It's been commented upon often enough, but the perverse populism of Jerry Springer's trash TV show was rooted in the political populism of his past. "Our father the left-handed transvestite dwarf is having an affair with the family hog... We still love him but we still need our bacon and eggs." Springer at his worst was never putting himself above his guests, he just wallowed in the same mud. A child of the Holocaust trying to love and be loved and make a very good living in a world where events are lost to memory after half an hour. There are worse things.

The opinions or red state conservatives are no more or less symptomatic, reactionary in the strictest sense, as those of the majority of liberals. The thought that "we" need to worry about China or the Iranian bomb strikes me as odd; the world needs to worry about Pakistan, and the only reason to worry about Iran isn't Iran, it's Israel and our client state's culture of paranoia. I'm amazed that Brad DeLong and others can go on about logic and rationality, raging against obscurantism and religious gobbledegook while arguing from nationalism as if if were as self-evidently an objective truth as the earth revolving around the sun. But nationalism, like religion, is objectively a political truth. Why secular technocrats can't see faith in their own assumptions I can't claim to know, but it seems to me that like conservatives they prefer their answers neat, tidy, and with a ribbon on top. Maybe that's why they all read science fiction.
Having to decide whether or not to turn in a contractor who brings a crew of 15 and 16 year old Ecuadorian laborers to a job site in Manhattan; wondering whether they're better off here, living without their parents in an apartment in Williamsburg, or if they'd be safer back in the villages they spent so much time and money and blood to escape.
That's not economics or science fiction, that's literature.

And the convergence of Counterpunch and the Crunchy Cons may be seen as relevant to this.,,1745707,00.html

Saturday, April 01, 2006

Henry Farrell quotes the Financial Times quoting Haaretz:

“It would in fact serve Israel if the open and critical debate that takes place over here were exported over there [the US].”

(the Yglesias bit is silly)
And I didn't lnk to this earlier but I'm with Max and Noam on this one.
And of course, here too
I was there for the afternoon session. It was interesting to watch.

The interesting question raised by the second piece regards the debate between intellectual history and connoisseurship. I don't pit one ideal against the other (and I don't defend people who own enough to start their own museum). I defend both connoisseurship and history against intellectual ideals of synchronic analysis that render the meanings within rather than behind formalized communication as secondary elements.
There are no ideas outside form.

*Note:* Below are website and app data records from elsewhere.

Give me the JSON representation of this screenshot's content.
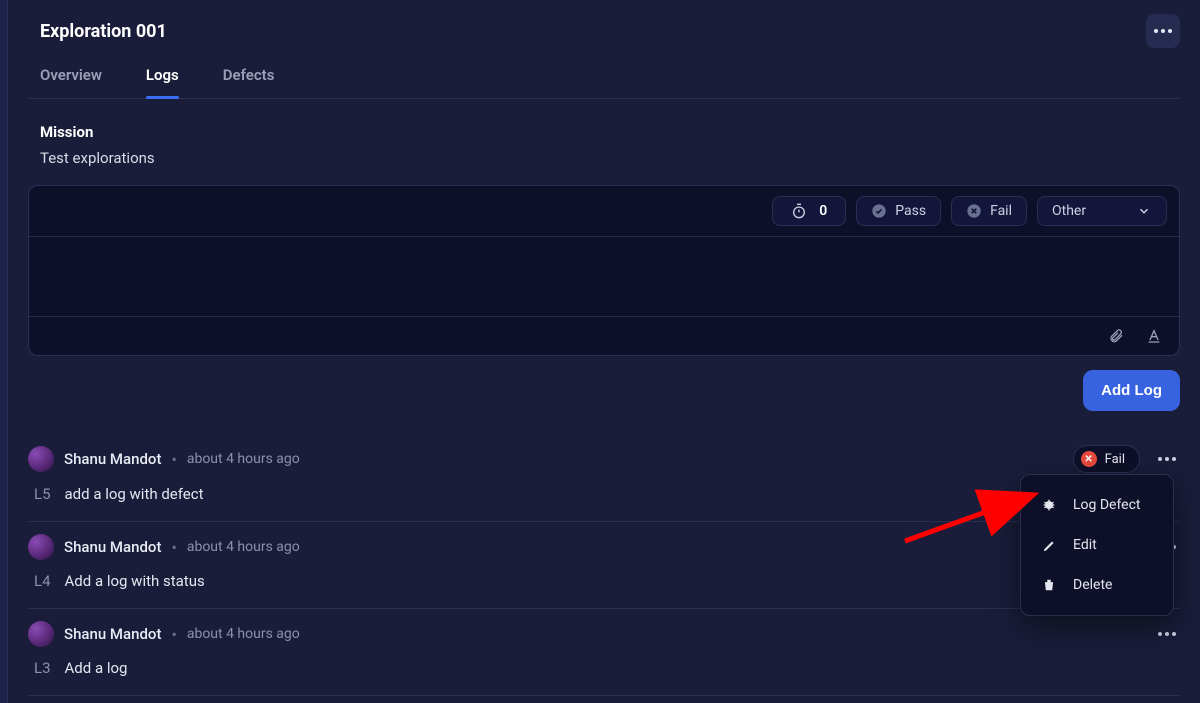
{
  "header": {
    "title": "Exploration 001"
  },
  "tabs": [
    {
      "label": "Overview",
      "active": false
    },
    {
      "label": "Logs",
      "active": true
    },
    {
      "label": "Defects",
      "active": false
    }
  ],
  "mission": {
    "label": "Mission",
    "text": "Test explorations"
  },
  "composer": {
    "timer_value": "0",
    "pass_label": "Pass",
    "fail_label": "Fail",
    "select_value": "Other"
  },
  "add_log_label": "Add Log",
  "logs": [
    {
      "author": "Shanu Mandot",
      "time": "about 4 hours ago",
      "id": "L5",
      "text": "add a log with defect",
      "status": "Fail"
    },
    {
      "author": "Shanu Mandot",
      "time": "about 4 hours ago",
      "id": "L4",
      "text": "Add a log with status",
      "status": null
    },
    {
      "author": "Shanu Mandot",
      "time": "about 4 hours ago",
      "id": "L3",
      "text": "Add a log",
      "status": null
    }
  ],
  "context_menu": {
    "log_defect": "Log Defect",
    "edit": "Edit",
    "delete": "Delete"
  }
}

It's hard to say what work functions as art and what merely as illustration, but it should be easy enough to understand that they do different things.